→ WHAT YOU HAVE TO DO
The data must be copied over exactly and in full.

→ SUPPLIED DATA
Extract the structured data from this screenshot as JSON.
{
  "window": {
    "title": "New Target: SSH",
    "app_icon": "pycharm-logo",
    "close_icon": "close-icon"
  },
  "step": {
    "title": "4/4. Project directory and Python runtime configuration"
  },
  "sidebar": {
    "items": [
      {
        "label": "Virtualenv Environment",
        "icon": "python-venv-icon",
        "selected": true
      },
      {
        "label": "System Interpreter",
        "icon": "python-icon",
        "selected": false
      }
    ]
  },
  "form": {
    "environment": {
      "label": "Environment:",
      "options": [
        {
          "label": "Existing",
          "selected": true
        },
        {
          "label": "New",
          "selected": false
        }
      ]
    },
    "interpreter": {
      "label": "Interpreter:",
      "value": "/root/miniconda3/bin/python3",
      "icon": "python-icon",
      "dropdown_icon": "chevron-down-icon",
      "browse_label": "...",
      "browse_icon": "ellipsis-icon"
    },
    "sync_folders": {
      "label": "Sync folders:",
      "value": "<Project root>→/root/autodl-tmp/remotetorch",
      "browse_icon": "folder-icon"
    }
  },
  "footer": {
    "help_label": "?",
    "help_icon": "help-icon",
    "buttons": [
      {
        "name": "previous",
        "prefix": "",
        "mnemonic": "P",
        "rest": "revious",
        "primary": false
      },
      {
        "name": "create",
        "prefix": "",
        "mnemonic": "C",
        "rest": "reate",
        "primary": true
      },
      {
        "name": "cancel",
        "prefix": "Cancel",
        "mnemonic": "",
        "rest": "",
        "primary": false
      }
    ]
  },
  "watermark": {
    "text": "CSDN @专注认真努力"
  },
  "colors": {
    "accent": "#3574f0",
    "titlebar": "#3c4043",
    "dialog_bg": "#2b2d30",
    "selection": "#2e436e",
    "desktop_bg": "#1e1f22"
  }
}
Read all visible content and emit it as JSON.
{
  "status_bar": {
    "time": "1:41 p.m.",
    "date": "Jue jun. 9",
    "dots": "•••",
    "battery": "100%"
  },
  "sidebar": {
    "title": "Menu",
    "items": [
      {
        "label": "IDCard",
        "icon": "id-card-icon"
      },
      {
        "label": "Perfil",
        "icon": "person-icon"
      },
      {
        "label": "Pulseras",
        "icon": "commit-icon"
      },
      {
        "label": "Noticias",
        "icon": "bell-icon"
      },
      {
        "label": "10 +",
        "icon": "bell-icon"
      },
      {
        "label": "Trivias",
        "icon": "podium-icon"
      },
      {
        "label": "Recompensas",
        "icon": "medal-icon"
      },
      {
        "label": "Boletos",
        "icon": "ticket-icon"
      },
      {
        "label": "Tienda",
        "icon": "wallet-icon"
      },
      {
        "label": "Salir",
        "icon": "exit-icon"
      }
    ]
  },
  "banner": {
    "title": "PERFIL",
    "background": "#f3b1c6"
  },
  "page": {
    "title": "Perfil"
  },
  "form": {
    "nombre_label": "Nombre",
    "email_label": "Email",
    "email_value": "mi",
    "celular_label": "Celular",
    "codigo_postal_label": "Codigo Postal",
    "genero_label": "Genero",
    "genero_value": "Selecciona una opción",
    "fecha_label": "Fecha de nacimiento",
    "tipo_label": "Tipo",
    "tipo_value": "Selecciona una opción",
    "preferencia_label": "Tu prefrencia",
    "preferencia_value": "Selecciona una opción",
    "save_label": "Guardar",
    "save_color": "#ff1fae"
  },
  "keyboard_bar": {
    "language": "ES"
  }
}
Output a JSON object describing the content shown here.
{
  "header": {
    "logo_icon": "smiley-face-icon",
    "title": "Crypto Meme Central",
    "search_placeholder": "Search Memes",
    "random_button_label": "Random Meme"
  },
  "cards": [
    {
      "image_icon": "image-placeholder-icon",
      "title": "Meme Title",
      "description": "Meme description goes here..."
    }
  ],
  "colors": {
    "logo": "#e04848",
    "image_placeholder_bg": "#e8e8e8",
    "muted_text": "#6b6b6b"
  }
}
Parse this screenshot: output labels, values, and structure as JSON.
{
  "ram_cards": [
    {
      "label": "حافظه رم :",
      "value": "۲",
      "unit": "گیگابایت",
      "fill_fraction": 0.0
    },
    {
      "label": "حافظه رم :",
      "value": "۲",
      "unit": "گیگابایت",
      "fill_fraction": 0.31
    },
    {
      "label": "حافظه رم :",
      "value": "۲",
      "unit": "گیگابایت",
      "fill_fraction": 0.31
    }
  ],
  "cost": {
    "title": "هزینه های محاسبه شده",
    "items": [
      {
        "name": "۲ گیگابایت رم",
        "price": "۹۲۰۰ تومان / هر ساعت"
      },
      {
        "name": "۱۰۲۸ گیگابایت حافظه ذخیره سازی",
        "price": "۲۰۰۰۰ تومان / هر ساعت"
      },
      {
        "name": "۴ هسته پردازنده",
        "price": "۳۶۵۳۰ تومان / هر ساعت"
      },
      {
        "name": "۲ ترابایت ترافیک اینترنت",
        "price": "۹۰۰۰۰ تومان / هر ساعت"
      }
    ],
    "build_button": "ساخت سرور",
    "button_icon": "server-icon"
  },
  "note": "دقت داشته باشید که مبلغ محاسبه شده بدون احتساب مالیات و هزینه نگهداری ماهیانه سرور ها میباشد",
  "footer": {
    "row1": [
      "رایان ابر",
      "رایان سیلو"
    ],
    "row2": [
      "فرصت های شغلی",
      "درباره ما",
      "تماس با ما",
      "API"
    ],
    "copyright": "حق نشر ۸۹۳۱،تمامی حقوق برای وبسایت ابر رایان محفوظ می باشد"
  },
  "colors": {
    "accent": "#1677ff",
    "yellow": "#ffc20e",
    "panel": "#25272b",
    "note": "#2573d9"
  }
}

→ TASK ANSWER
Extract the structured data from this screenshot as JSON.
{
  "window": {
    "title": "New Target: SSH",
    "app_icon": "pycharm-logo",
    "close_icon": "close-icon"
  },
  "step": {
    "title": "4/4. Project directory and Python runtime configuration"
  },
  "sidebar": {
    "items": [
      {
        "label": "Virtualenv Environment",
        "icon": "python-venv-icon",
        "selected": true
      },
      {
        "label": "System Interpreter",
        "icon": "python-icon",
        "selected": false
      }
    ]
  },
  "form": {
    "environment": {
      "label": "Environment:",
      "options": [
        {
          "label": "Existing",
          "selected": true
        },
        {
          "label": "New",
          "selected": false
        }
      ]
    },
    "interpreter": {
      "label": "Interpreter:",
      "value": "/root/miniconda3/bin/python3",
      "icon": "python-icon",
      "dropdown_icon": "chevron-down-icon",
      "browse_label": "...",
      "browse_icon": "ellipsis-icon"
    },
    "sync_folders": {
      "label": "Sync folders:",
      "value": "<Project root>→/root/autodl-tmp/remotetorch",
      "browse_icon": "folder-icon"
    }
  },
  "footer": {
    "help_label": "?",
    "help_icon": "help-icon",
    "buttons": [
      {
        "name": "previous",
        "prefix": "",
        "mnemonic": "P",
        "rest": "revious",
        "primary": false
      },
      {
        "name": "create",
        "prefix": "",
        "mnemonic": "C",
        "rest": "reate",
        "primary": true
      },
      {
        "name": "cancel",
        "prefix": "Cancel",
        "mnemonic": "",
        "rest": "",
        "primary": false
      }
    ]
  },
  "watermark": {
    "text": "CSDN @专注认真努力"
  },
  "colors": {
    "accent": "#3574f0",
    "titlebar": "#3c4043",
    "dialog_bg": "#2b2d30",
    "selection": "#2e436e",
    "desktop_bg": "#1e1f22"
  }
}
Read all visible content and emit it as JSON.
{
  "status_bar": {
    "time": "1:41 p.m.",
    "date": "Jue jun. 9",
    "dots": "•••",
    "battery": "100%"
  },
  "sidebar": {
    "title": "Menu",
    "items": [
      {
        "label": "IDCard",
        "icon": "id-card-icon"
      },
      {
        "label": "Perfil",
        "icon": "person-icon"
      },
      {
        "label": "Pulseras",
        "icon": "commit-icon"
      },
      {
        "label": "Noticias",
        "icon": "bell-icon"
      },
      {
        "label": "10 +",
        "icon": "bell-icon"
      },
      {
        "label": "Trivias",
        "icon": "podium-icon"
      },
      {
        "label": "Recompensas",
        "icon": "medal-icon"
      },
      {
        "label": "Boletos",
        "icon": "ticket-icon"
      },
      {
        "label": "Tienda",
        "icon": "wallet-icon"
      },
      {
        "label": "Salir",
        "icon": "exit-icon"
      }
    ]
  },
  "banner": {
    "title": "PERFIL",
    "background": "#f3b1c6"
  },
  "page": {
    "title": "Perfil"
  },
  "form": {
    "nombre_label": "Nombre",
    "email_label": "Email",
    "email_value": "mi",
    "celular_label": "Celular",
    "codigo_postal_label": "Codigo Postal",
    "genero_label": "Genero",
    "genero_value": "Selecciona una opción",
    "fecha_label": "Fecha de nacimiento",
    "tipo_label": "Tipo",
    "tipo_value": "Selecciona una opción",
    "preferencia_label": "Tu prefrencia",
    "preferencia_value": "Selecciona una opción",
    "save_label": "Guardar",
    "save_color": "#ff1fae"
  },
  "keyboard_bar": {
    "language": "ES"
  }
}
Output a JSON object describing the content shown here.
{
  "header": {
    "logo_icon": "smiley-face-icon",
    "title": "Crypto Meme Central",
    "search_placeholder": "Search Memes",
    "random_button_label": "Random Meme"
  },
  "cards": [
    {
      "image_icon": "image-placeholder-icon",
      "title": "Meme Title",
      "description": "Meme description goes here..."
    }
  ],
  "colors": {
    "logo": "#e04848",
    "image_placeholder_bg": "#e8e8e8",
    "muted_text": "#6b6b6b"
  }
}
Parse this screenshot: output labels, values, and structure as JSON.
{
  "ram_cards": [
    {
      "label": "حافظه رم :",
      "value": "۲",
      "unit": "گیگابایت",
      "fill_fraction": 0.0
    },
    {
      "label": "حافظه رم :",
      "value": "۲",
      "unit": "گیگابایت",
      "fill_fraction": 0.31
    },
    {
      "label": "حافظه رم :",
      "value": "۲",
      "unit": "گیگابایت",
      "fill_fraction": 0.31
    }
  ],
  "cost": {
    "title": "هزینه های محاسبه شده",
    "items": [
      {
        "name": "۲ گیگابایت رم",
        "price": "۹۲۰۰ تومان / هر ساعت"
      },
      {
        "name": "۱۰۲۸ گیگابایت حافظه ذخیره سازی",
        "price": "۲۰۰۰۰ تومان / هر ساعت"
      },
      {
        "name": "۴ هسته پردازنده",
        "price": "۳۶۵۳۰ تومان / هر ساعت"
      },
      {
        "name": "۲ ترابایت ترافیک اینترنت",
        "price": "۹۰۰۰۰ تومان / هر ساعت"
      }
    ],
    "build_button": "ساخت سرور",
    "button_icon": "server-icon"
  },
  "note": "دقت داشته باشید که مبلغ محاسبه شده بدون احتساب مالیات و هزینه نگهداری ماهیانه سرور ها میباشد",
  "footer": {
    "row1": [
      "رایان ابر",
      "رایان سیلو"
    ],
    "row2": [
      "فرصت های شغلی",
      "درباره ما",
      "تماس با ما",
      "API"
    ],
    "copyright": "حق نشر ۸۹۳۱،تمامی حقوق برای وبسایت ابر رایان محفوظ می باشد"
  },
  "colors": {
    "accent": "#1677ff",
    "yellow": "#ffc20e",
    "panel": "#25272b",
    "note": "#2573d9"
  }
}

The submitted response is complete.